A Toolkit for Strengthening Democracy

Faith in Action

Faith in Action

What It Does

Many voter mobilization efforts are led by organizations that “parachute in” a month before an election and fail to take advantage of existing civic infrastructure. Faith in Action uses an integrated voter engagement approach to embed voter mobilization into the activities of faith-based organizations. Its sustained engagement efforts empower citizens to participate across and between multiple election cycles. They tap into existing social networks (congregations), connect political participation to issues that the community cares about, and ask volunteers to recruit their friends and family. Its chapters model how relationships and social networks can amplify the reach of civic engagement efforts.

Faith in Action is a national network of community organizers fighting against racism, discrimination, and economic inequality. The model brings together congregations from all denominations and faiths as the institutional base, creating a values-based organization for change. Because affiliated chapters have strong community roots, they aim to solve local, neighborhood issues before moving on to broader issues at the city, state, and federal levels. Further, Faith in Action provides leadership training to organizers and clergy members centered on five key objectives, including how community organizing can fight racism and discrimination, build relationships across faith, race, and socioeconomic lines, and promote community empowerment.

How Effective It Is

In organizing faith-based communities, Faith in Action taps into networks that are more diverse and representative than most organized civic groups, which are disproportionately white, college-educated and professional. When mobilized, these networks have successfully engendered responsive policy. Since each chapter’s local issues are distinct, the organizing tactics vary across geography. An Indianapolis-based chapter successfully campaigned for a ballot measure to expand bus service so that three times as many people had access to a low-cost commute. A Massachusetts chapter organized a legal challenge that prevented 2,000 Hurricane Maria evacuees from being evicted from their temporary housing.

Its Florida chapter, Faith in Florida, organized support for a referendum restoring voting rights to returning citizens with felony convictions in the state. In partnership with 800 congregations throughout the state, Faith in Florida coordinated a “Souls to the Polls” campaign that brought 200,000 voters in 30 cities to vote on the Sunday before election day. Thanks in part to these efforts, the referendum passed in November 2018. Faith in Florida is continuing its work to protect newly restored voting rights from attempts to restrict them through ongoing advocacy efforts.
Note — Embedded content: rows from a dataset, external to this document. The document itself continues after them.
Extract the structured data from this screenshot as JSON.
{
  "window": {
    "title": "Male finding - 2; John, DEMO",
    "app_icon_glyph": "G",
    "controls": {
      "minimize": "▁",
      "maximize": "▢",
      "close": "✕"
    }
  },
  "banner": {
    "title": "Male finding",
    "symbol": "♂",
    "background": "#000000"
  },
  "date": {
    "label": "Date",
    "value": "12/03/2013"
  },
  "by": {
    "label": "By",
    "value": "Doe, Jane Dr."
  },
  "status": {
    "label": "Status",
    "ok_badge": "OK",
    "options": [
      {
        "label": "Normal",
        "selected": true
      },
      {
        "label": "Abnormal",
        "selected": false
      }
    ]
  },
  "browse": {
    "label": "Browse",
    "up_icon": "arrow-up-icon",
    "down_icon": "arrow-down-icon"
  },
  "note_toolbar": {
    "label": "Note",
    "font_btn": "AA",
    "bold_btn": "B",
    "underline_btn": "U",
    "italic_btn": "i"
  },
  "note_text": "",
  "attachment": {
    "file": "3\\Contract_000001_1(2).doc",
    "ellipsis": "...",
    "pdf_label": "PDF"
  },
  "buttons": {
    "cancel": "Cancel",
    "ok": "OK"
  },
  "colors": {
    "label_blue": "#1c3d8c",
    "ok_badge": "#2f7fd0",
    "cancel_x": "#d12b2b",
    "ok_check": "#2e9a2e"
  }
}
How You Can Help

Faith in Action’s model allows for funder support at both the national and local levels. Its chapters, called federations, rely exclusively on philanthropic revenues, volunteers, and in-kind contributions, while the national organization collects dues from individual federations. There are currently 45 active chapters in 20 U.S. states, with three new federations being developed in Georgia, Illinois, and Wisconsin. Giving to the national affiliate of Faith in Action supports the development of new federations, training programs, and federal advocacy work on issues such as disaster relief, immigration reform, and criminal justice reform. Donations for federations supports local advocacy, organizing, and training efforts. Faith in Florida estimates the cost of training a congregation’s leadership on integrated voter engagement at between $150 to $300. “Anchor congregations” take on greater responsibilities, organizing other congregations and hosting phone banks. Faith in Florida estimates the staff time and equipment for an anchor congregation’s three-month campaign cost $25,000 to reach 4,000 voters face-to-face or over-the-phone.